**Try it:** Your answer should be the records below, written out exactly.

**Supplied entries:**
----------------------------------------

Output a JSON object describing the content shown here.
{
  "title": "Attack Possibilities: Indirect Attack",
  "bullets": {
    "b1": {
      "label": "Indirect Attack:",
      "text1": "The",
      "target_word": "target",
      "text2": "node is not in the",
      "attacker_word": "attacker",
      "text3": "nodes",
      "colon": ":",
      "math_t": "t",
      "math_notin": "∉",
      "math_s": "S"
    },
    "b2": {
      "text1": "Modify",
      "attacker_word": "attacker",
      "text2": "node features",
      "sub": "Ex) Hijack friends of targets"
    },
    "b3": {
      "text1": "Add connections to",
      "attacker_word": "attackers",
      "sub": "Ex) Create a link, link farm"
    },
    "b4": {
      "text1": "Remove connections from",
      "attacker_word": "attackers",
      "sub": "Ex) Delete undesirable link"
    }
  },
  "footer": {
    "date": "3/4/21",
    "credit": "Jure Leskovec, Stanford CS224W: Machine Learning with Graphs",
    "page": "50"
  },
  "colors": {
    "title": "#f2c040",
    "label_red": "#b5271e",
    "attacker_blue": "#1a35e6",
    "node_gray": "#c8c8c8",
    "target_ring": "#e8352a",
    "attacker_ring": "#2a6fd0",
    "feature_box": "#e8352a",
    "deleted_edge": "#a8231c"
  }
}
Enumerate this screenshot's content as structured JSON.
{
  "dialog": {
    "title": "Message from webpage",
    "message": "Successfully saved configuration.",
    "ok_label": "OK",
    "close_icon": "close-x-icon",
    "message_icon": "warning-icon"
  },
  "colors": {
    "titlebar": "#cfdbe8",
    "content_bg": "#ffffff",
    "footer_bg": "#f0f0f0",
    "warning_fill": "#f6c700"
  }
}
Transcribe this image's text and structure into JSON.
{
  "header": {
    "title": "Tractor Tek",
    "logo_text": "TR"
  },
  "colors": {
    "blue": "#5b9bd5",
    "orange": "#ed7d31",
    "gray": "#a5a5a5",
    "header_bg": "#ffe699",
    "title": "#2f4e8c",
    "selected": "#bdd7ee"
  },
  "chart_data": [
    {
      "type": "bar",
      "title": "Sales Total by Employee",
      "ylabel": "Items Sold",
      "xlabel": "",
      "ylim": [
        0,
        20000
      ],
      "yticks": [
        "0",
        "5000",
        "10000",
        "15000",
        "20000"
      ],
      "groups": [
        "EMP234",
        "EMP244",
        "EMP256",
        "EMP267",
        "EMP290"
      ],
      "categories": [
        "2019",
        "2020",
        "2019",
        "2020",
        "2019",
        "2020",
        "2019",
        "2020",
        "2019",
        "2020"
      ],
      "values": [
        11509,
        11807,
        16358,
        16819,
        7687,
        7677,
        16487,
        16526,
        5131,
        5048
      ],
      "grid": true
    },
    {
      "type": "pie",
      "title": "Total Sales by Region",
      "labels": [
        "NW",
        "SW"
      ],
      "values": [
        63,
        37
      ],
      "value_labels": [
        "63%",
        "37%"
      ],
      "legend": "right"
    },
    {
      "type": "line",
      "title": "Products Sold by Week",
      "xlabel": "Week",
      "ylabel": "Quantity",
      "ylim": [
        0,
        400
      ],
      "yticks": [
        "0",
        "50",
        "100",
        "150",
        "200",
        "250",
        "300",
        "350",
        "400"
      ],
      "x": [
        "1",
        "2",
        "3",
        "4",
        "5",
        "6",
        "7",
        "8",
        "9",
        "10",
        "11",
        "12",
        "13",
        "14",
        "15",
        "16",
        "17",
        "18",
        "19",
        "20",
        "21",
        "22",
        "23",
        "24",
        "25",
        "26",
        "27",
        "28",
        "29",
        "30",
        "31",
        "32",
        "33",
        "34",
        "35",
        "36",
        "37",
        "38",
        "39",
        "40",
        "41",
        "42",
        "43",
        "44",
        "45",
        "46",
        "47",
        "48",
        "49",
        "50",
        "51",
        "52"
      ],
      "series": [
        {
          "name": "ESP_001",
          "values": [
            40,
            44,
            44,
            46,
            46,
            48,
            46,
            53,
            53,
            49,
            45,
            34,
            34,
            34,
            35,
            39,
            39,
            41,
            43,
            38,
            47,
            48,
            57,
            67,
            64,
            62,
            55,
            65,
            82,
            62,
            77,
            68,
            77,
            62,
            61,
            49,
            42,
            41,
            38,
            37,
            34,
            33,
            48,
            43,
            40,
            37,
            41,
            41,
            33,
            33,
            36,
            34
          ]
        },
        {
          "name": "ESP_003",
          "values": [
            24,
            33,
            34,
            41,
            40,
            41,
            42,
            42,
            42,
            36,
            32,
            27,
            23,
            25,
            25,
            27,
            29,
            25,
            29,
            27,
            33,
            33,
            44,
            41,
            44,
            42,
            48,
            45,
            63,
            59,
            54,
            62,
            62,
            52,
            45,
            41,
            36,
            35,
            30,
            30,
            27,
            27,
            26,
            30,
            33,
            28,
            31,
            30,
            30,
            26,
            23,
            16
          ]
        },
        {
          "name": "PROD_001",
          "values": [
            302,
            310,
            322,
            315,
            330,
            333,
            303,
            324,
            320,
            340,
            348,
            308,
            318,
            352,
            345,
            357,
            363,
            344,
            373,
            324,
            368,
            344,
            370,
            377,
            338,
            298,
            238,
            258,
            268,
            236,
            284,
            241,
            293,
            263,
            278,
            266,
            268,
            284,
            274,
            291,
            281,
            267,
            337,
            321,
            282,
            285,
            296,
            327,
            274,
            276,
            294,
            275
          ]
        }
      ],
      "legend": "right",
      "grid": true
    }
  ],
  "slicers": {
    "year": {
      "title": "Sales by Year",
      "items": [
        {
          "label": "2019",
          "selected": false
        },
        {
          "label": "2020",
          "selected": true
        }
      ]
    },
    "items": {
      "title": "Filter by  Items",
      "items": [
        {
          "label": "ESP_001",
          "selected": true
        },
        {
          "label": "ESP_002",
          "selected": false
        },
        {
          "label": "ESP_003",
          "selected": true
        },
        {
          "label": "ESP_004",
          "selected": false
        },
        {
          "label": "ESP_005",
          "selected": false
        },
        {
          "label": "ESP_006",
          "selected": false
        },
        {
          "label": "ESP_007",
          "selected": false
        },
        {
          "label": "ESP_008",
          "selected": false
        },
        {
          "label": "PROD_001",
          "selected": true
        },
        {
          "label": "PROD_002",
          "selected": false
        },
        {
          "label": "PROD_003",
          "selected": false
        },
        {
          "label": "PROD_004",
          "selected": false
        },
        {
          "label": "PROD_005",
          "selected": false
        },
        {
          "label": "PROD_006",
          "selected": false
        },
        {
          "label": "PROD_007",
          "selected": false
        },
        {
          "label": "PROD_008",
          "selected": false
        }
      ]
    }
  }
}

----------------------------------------

**Your solution:**
Output a JSON object describing the content shown here.
{
  "title": "Attack Possibilities: Indirect Attack",
  "bullets": {
    "b1": {
      "label": "Indirect Attack:",
      "text1": "The",
      "target_word": "target",
      "text2": "node is not in the",
      "attacker_word": "attacker",
      "text3": "nodes",
      "colon": ":",
      "math_t": "t",
      "math_notin": "∉",
      "math_s": "S"
    },
    "b2": {
      "text1": "Modify",
      "attacker_word": "attacker",
      "text2": "node features",
      "sub": "Ex) Hijack friends of targets"
    },
    "b3": {
      "text1": "Add connections to",
      "attacker_word": "attackers",
      "sub": "Ex) Create a link, link farm"
    },
    "b4": {
      "text1": "Remove connections from",
      "attacker_word": "attackers",
      "sub": "Ex) Delete undesirable link"
    }
  },
  "footer": {
    "date": "3/4/21",
    "credit": "Jure Leskovec, Stanford CS224W: Machine Learning with Graphs",
    "page": "50"
  },
  "colors": {
    "title": "#f2c040",
    "label_red": "#b5271e",
    "attacker_blue": "#1a35e6",
    "node_gray": "#c8c8c8",
    "target_ring": "#e8352a",
    "attacker_ring": "#2a6fd0",
    "feature_box": "#e8352a",
    "deleted_edge": "#a8231c"
  }
}
Enumerate this screenshot's content as structured JSON.
{
  "dialog": {
    "title": "Message from webpage",
    "message": "Successfully saved configuration.",
    "ok_label": "OK",
    "close_icon": "close-x-icon",
    "message_icon": "warning-icon"
  },
  "colors": {
    "titlebar": "#cfdbe8",
    "content_bg": "#ffffff",
    "footer_bg": "#f0f0f0",
    "warning_fill": "#f6c700"
  }
}
Transcribe this image's text and structure into JSON.
{
  "header": {
    "title": "Tractor Tek",
    "logo_text": "TR"
  },
  "colors": {
    "blue": "#5b9bd5",
    "orange": "#ed7d31",
    "gray": "#a5a5a5",
    "header_bg": "#ffe699",
    "title": "#2f4e8c",
    "selected": "#bdd7ee"
  },
  "chart_data": [
    {
      "type": "bar",
      "title": "Sales Total by Employee",
      "ylabel": "Items Sold",
      "xlabel": "",
      "ylim": [
        0,
        20000
      ],
      "yticks": [
        "0",
        "5000",
        "10000",
        "15000",
        "20000"
      ],
      "groups": [
        "EMP234",
        "EMP244",
        "EMP256",
        "EMP267",
        "EMP290"
      ],
      "categories": [
        "2019",
        "2020",
        "2019",
        "2020",
        "2019",
        "2020",
        "2019",
        "2020",
        "2019",
        "2020"
      ],
      "values": [
        11509,
        11807,
        16358,
        16819,
        7687,
        7677,
        16487,
        16526,
        5131,
        5048
      ],
      "grid": true
    },
    {
      "type": "pie",
      "title": "Total Sales by Region",
      "labels": [
        "NW",
        "SW"
      ],
      "values": [
        63,
        37
      ],
      "value_labels": [
        "63%",
        "37%"
      ],
      "legend": "right"
    },
    {
      "type": "line",
      "title": "Products Sold by Week",
      "xlabel": "Week",
      "ylabel": "Quantity",
      "ylim": [
        0,
        400
      ],
      "yticks": [
        "0",
        "50",
        "100",
        "150",
        "200",
        "250",
        "300",
        "350",
        "400"
      ],
      "x": [
        "1",
        "2",
        "3",
        "4",
        "5",
        "6",
        "7",
        "8",
        "9",
        "10",
        "11",
        "12",
        "13",
        "14",
        "15",
        "16",
        "17",
        "18",
        "19",
        "20",
        "21",
        "22",
        "23",
        "24",
        "25",
        "26",
        "27",
        "28",
        "29",
        "30",
        "31",
        "32",
        "33",
        "34",
        "35",
        "36",
        "37",
        "38",
        "39",
        "40",
        "41",
        "42",
        "43",
        "44",
        "45",
        "46",
        "47",
        "48",
        "49",
        "50",
        "51",
        "52"
      ],
      "series": [
        {
          "name": "ESP_001",
          "values": [
            40,
            44,
            44,
            46,
            46,
            48,
            46,
            53,
            53,
            49,
            45,
            34,
            34,
            34,
            35,
            39,
            39,
            41,
            43,
            38,
            47,
            48,
            57,
            67,
            64,
            62,
            55,
            65,
            82,
            62,
            77,
            68,
            77,
            62,
            61,
            49,
            42,
            41,
            38,
            37,
            34,
            33,
            48,
            43,
            40,
            37,
            41,
            41,
            33,
            33,
            36,
            34
          ]
        },
        {
          "name": "ESP_003",
          "values": [
            24,
            33,
            34,
            41,
            40,
            41,
            42,
            42,
            42,
            36,
            32,
            27,
            23,
            25,
            25,
            27,
            29,
            25,
            29,
            27,
            33,
            33,
            44,
            41,
            44,
            42,
            48,
            45,
            63,
            59,
            54,
            62,
            62,
            52,
            45,
            41,
            36,
            35,
            30,
            30,
            27,
            27,
            26,
            30,
            33,
            28,
            31,
            30,
            30,
            26,
            23,
            16
          ]
        },
        {
          "name": "PROD_001",
          "values": [
            302,
            310,
            322,
            315,
            330,
            333,
            303,
            324,
            320,
            340,
            348,
            308,
            318,
            352,
            345,
            357,
            363,
            344,
            373,
            324,
            368,
            344,
            370,
            377,
            338,
            298,
            238,
            258,
            268,
            236,
            284,
            241,
            293,
            263,
            278,
            266,
            268,
            284,
            274,
            291,
            281,
            267,
            337,
            321,
            282,
            285,
            296,
            327,
            274,
            276,
            294,
            275
          ]
        }
      ],
      "legend": "right",
      "grid": true
    }
  ],
  "slicers": {
    "year": {
      "title": "Sales by Year",
      "items": [
        {
          "label": "2019",
          "selected": false
        },
        {
          "label": "2020",
          "selected": true
        }
      ]
    },
    "items": {
      "title": "Filter by  Items",
      "items": [
        {
          "label": "ESP_001",
          "selected": true
        },
        {
          "label": "ESP_002",
          "selected": false
        },
        {
          "label": "ESP_003",
          "selected": true
        },
        {
          "label": "ESP_004",
          "selected": false
        },
        {
          "label": "ESP_005",
          "selected": false
        },
        {
          "label": "ESP_006",
          "selected": false
        },
        {
          "label": "ESP_007",
          "selected": false
        },
        {
          "label": "ESP_008",
          "selected": false
        },
        {
          "label": "PROD_001",
          "selected": true
        },
        {
          "label": "PROD_002",
          "selected": false
        },
        {
          "label": "PROD_003",
          "selected": false
        },
        {
          "label": "PROD_004",
          "selected": false
        },
        {
          "label": "PROD_005",
          "selected": false
        },
        {
          "label": "PROD_006",
          "selected": false
        },
        {
          "label": "PROD_007",
          "selected": false
        },
        {
          "label": "PROD_008",
          "selected": false
        }
      ]
    }
  }
}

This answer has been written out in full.